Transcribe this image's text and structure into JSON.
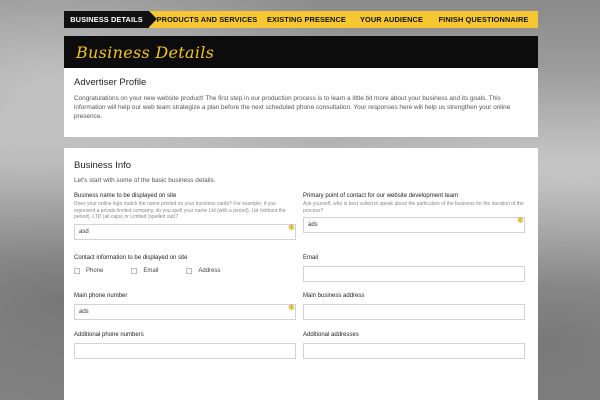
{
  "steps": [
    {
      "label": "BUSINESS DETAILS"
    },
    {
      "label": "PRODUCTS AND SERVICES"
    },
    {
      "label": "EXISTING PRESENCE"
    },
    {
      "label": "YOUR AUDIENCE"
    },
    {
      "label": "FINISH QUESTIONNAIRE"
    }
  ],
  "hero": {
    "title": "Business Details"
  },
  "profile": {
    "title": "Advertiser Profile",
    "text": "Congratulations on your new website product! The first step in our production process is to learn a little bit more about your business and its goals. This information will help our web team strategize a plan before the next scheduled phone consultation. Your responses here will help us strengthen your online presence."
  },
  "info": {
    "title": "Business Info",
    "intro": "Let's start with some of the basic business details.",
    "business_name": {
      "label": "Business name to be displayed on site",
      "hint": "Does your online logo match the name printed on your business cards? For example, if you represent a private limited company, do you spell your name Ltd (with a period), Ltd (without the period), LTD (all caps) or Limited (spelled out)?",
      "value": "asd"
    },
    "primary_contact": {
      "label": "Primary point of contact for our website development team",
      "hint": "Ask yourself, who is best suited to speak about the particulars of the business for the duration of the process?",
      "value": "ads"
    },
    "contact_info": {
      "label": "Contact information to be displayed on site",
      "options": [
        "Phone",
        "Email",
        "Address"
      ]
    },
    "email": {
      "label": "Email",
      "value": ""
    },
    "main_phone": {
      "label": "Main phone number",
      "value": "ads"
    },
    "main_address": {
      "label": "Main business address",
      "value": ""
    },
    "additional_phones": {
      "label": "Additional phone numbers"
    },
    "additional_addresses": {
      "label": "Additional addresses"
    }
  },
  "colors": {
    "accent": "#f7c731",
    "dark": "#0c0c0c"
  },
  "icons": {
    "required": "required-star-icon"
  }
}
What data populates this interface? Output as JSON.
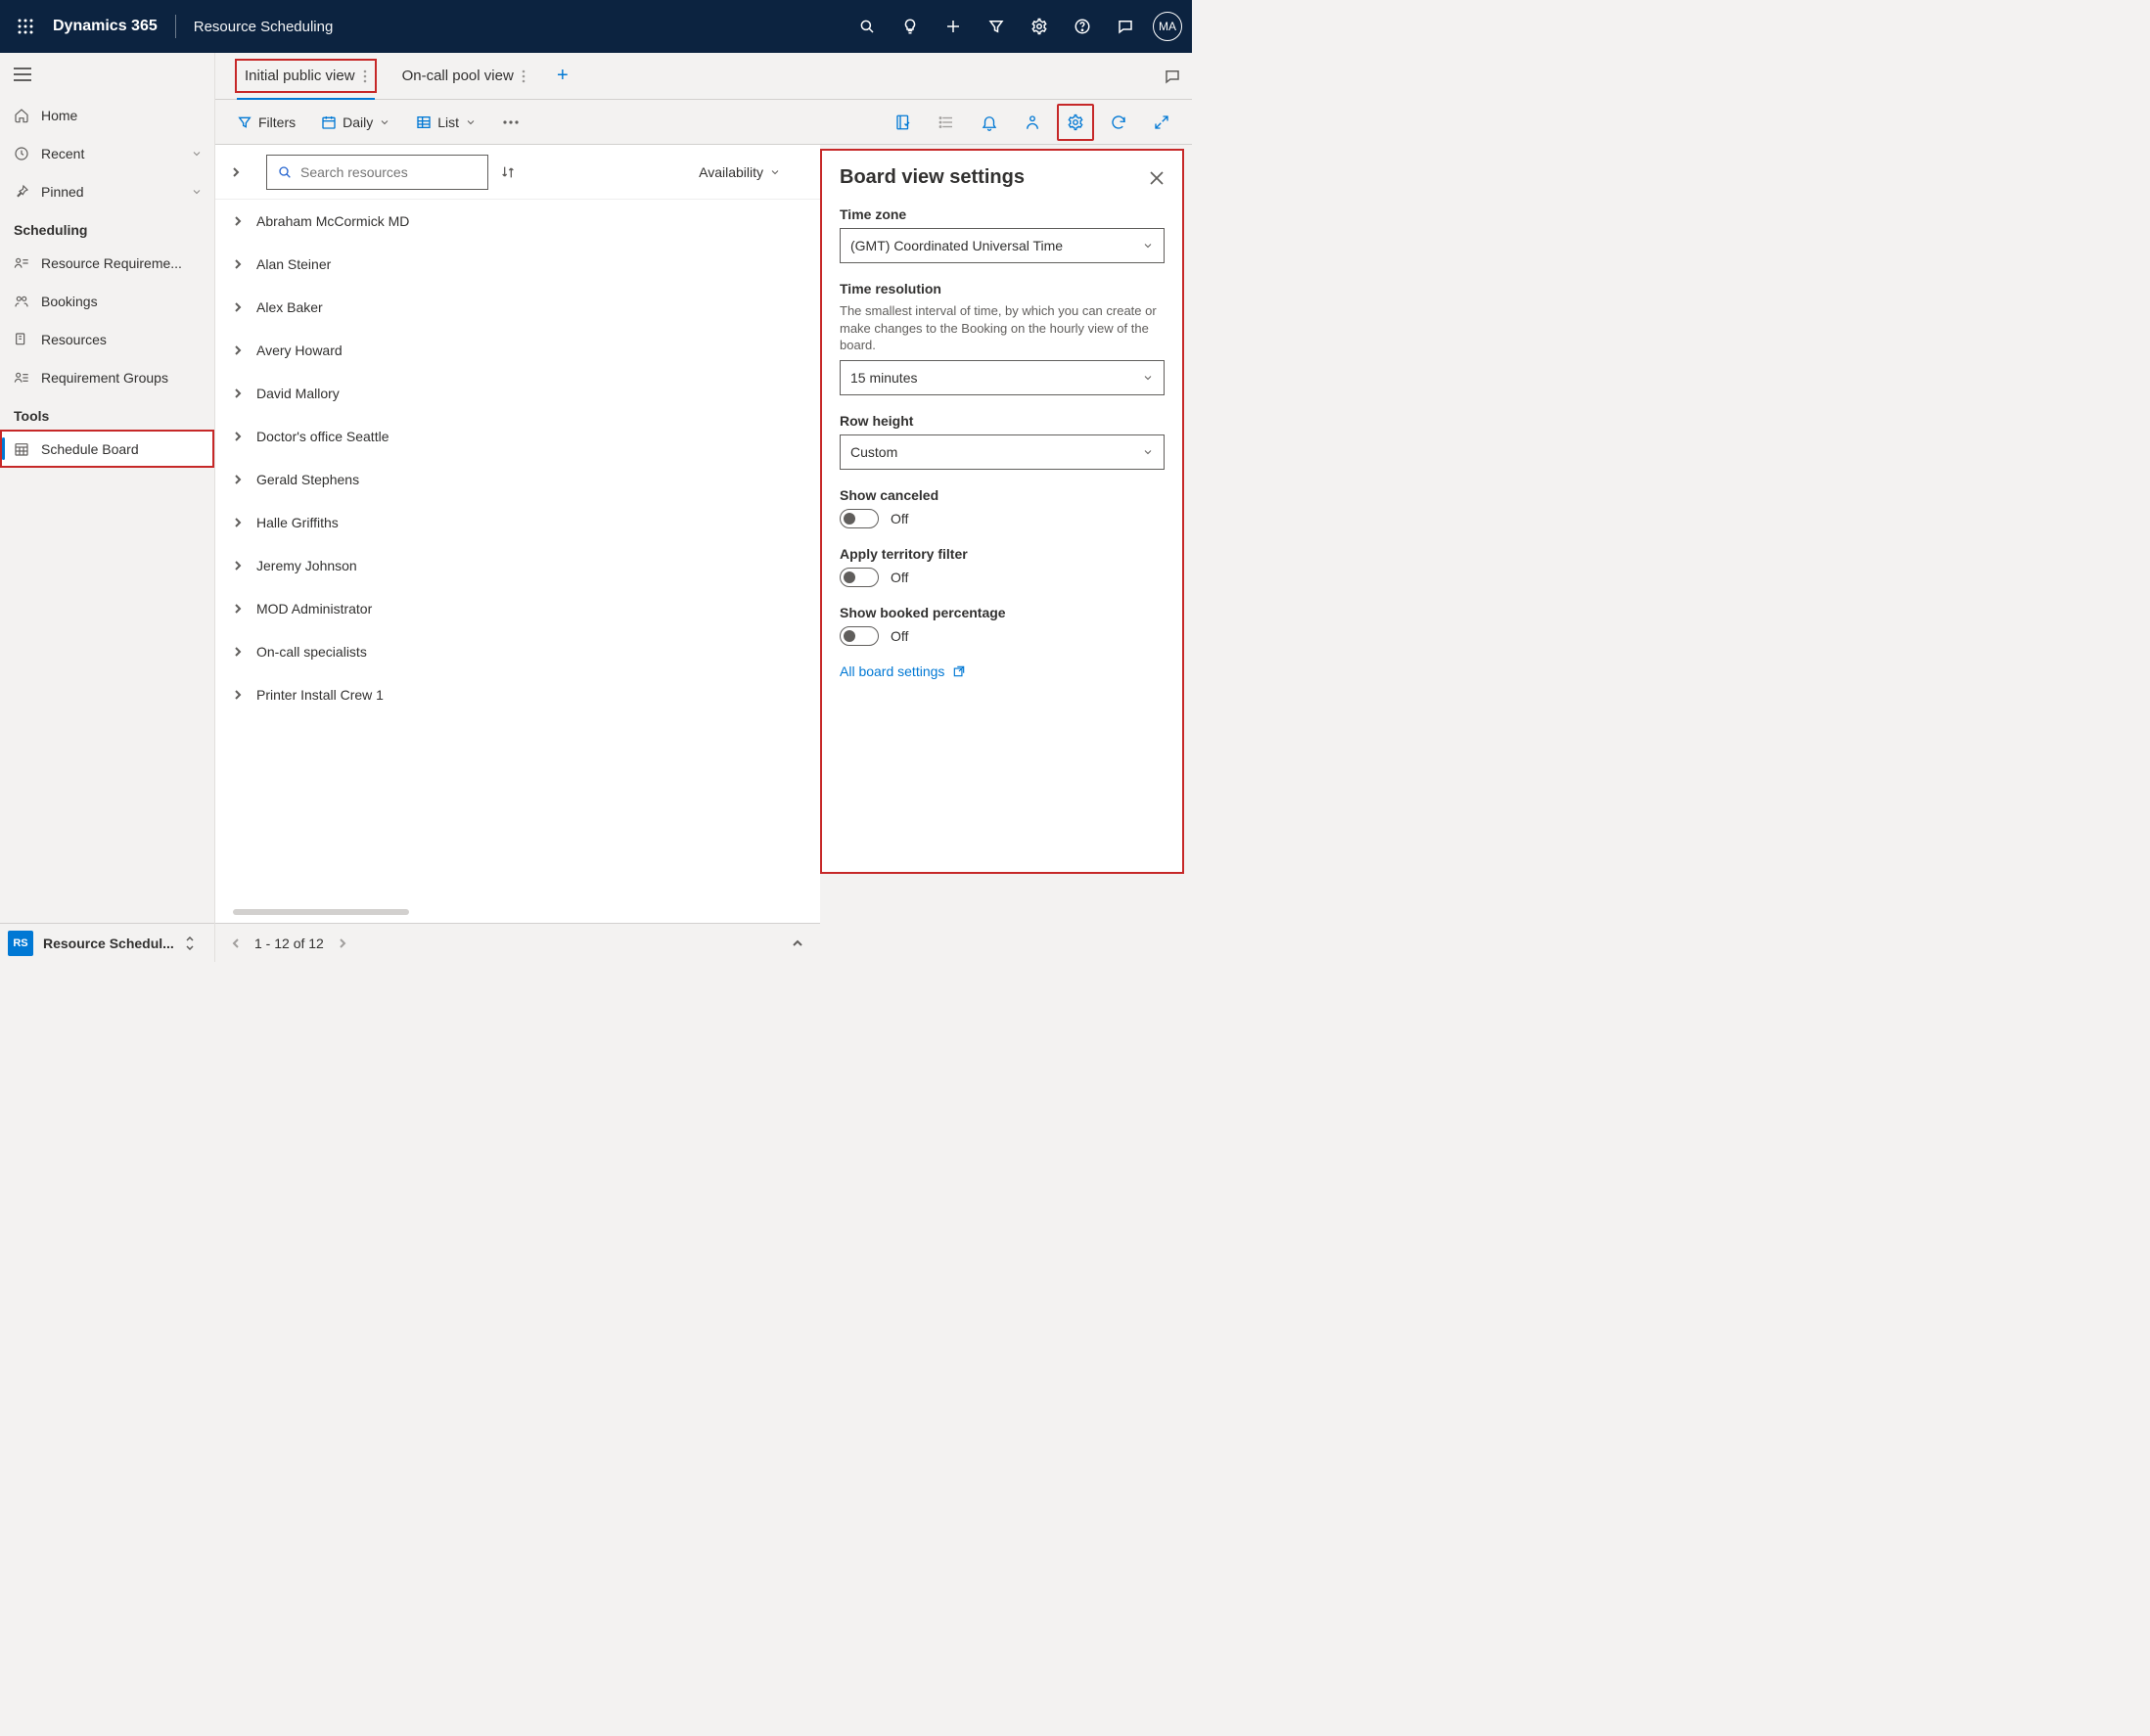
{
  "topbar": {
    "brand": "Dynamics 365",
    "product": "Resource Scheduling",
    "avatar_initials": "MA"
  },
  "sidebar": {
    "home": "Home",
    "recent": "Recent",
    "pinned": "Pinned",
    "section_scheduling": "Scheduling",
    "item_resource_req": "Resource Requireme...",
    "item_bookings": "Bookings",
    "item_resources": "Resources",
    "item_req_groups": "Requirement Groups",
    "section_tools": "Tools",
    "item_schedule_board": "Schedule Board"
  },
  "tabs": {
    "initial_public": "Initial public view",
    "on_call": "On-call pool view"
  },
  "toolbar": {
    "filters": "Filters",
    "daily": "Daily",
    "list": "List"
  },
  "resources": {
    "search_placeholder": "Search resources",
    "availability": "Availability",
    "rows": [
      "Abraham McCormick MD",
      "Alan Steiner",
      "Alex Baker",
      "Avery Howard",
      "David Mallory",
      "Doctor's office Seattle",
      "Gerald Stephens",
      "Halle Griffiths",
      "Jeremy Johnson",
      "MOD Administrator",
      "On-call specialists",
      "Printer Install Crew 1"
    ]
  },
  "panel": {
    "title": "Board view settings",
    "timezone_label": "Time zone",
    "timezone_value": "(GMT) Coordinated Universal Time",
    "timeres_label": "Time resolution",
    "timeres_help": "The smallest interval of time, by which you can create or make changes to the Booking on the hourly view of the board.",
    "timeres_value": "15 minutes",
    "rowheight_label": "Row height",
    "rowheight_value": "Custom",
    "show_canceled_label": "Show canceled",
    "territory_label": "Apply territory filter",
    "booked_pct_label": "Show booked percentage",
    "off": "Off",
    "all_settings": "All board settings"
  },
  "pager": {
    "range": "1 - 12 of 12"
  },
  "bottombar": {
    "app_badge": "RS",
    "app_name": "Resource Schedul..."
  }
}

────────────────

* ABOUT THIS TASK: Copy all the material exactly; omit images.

* WRITTEN RESPONSE:
Transcribe this image's text and structure into JSON.
{
  "steps": [
    {
      "label": "BUSINESS DETAILS"
    },
    {
      "label": "PRODUCTS AND SERVICES"
    },
    {
      "label": "EXISTING PRESENCE"
    },
    {
      "label": "YOUR AUDIENCE"
    },
    {
      "label": "FINISH QUESTIONNAIRE"
    }
  ],
  "hero": {
    "title": "Business Details"
  },
  "profile": {
    "title": "Advertiser Profile",
    "text": "Congratulations on your new website product! The first step in our production process is to learn a little bit more about your business and its goals. This information will help our web team strategize a plan before the next scheduled phone consultation. Your responses here will help us strengthen your online presence."
  },
  "info": {
    "title": "Business Info",
    "intro": "Let's start with some of the basic business details.",
    "business_name": {
      "label": "Business name to be displayed on site",
      "hint": "Does your online logo match the name printed on your business cards? For example, if you represent a private limited company, do you spell your name Ltd (with a period), Ltd (without the period), LTD (all caps) or Limited (spelled out)?",
      "value": "asd"
    },
    "primary_contact": {
      "label": "Primary point of contact for our website development team",
      "hint": "Ask yourself, who is best suited to speak about the particulars of the business for the duration of the process?",
      "value": "ads"
    },
    "contact_info": {
      "label": "Contact information to be displayed on site",
      "options": [
        "Phone",
        "Email",
        "Address"
      ]
    },
    "email": {
      "label": "Email",
      "value": ""
    },
    "main_phone": {
      "label": "Main phone number",
      "value": "ads"
    },
    "main_address": {
      "label": "Main business address",
      "value": ""
    },
    "additional_phones": {
      "label": "Additional phone numbers"
    },
    "additional_addresses": {
      "label": "Additional addresses"
    }
  },
  "colors": {
    "accent": "#f7c731",
    "dark": "#0c0c0c"
  },
  "icons": {
    "required": "required-star-icon"
  }
}
What data populates this interface? Output as JSON.
{
  "topbar": {
    "brand": "Dynamics 365",
    "product": "Resource Scheduling",
    "avatar_initials": "MA"
  },
  "sidebar": {
    "home": "Home",
    "recent": "Recent",
    "pinned": "Pinned",
    "section_scheduling": "Scheduling",
    "item_resource_req": "Resource Requireme...",
    "item_bookings": "Bookings",
    "item_resources": "Resources",
    "item_req_groups": "Requirement Groups",
    "section_tools": "Tools",
    "item_schedule_board": "Schedule Board"
  },
  "tabs": {
    "initial_public": "Initial public view",
    "on_call": "On-call pool view"
  },
  "toolbar": {
    "filters": "Filters",
    "daily": "Daily",
    "list": "List"
  },
  "resources": {
    "search_placeholder": "Search resources",
    "availability": "Availability",
    "rows": [
      "Abraham McCormick MD",
      "Alan Steiner",
      "Alex Baker",
      "Avery Howard",
      "David Mallory",
      "Doctor's office Seattle",
      "Gerald Stephens",
      "Halle Griffiths",
      "Jeremy Johnson",
      "MOD Administrator",
      "On-call specialists",
      "Printer Install Crew 1"
    ]
  },
  "panel": {
    "title": "Board view settings",
    "timezone_label": "Time zone",
    "timezone_value": "(GMT) Coordinated Universal Time",
    "timeres_label": "Time resolution",
    "timeres_help": "The smallest interval of time, by which you can create or make changes to the Booking on the hourly view of the board.",
    "timeres_value": "15 minutes",
    "rowheight_label": "Row height",
    "rowheight_value": "Custom",
    "show_canceled_label": "Show canceled",
    "territory_label": "Apply territory filter",
    "booked_pct_label": "Show booked percentage",
    "off": "Off",
    "all_settings": "All board settings"
  },
  "pager": {
    "range": "1 - 12 of 12"
  },
  "bottombar": {
    "app_badge": "RS",
    "app_name": "Resource Schedul..."
  }
}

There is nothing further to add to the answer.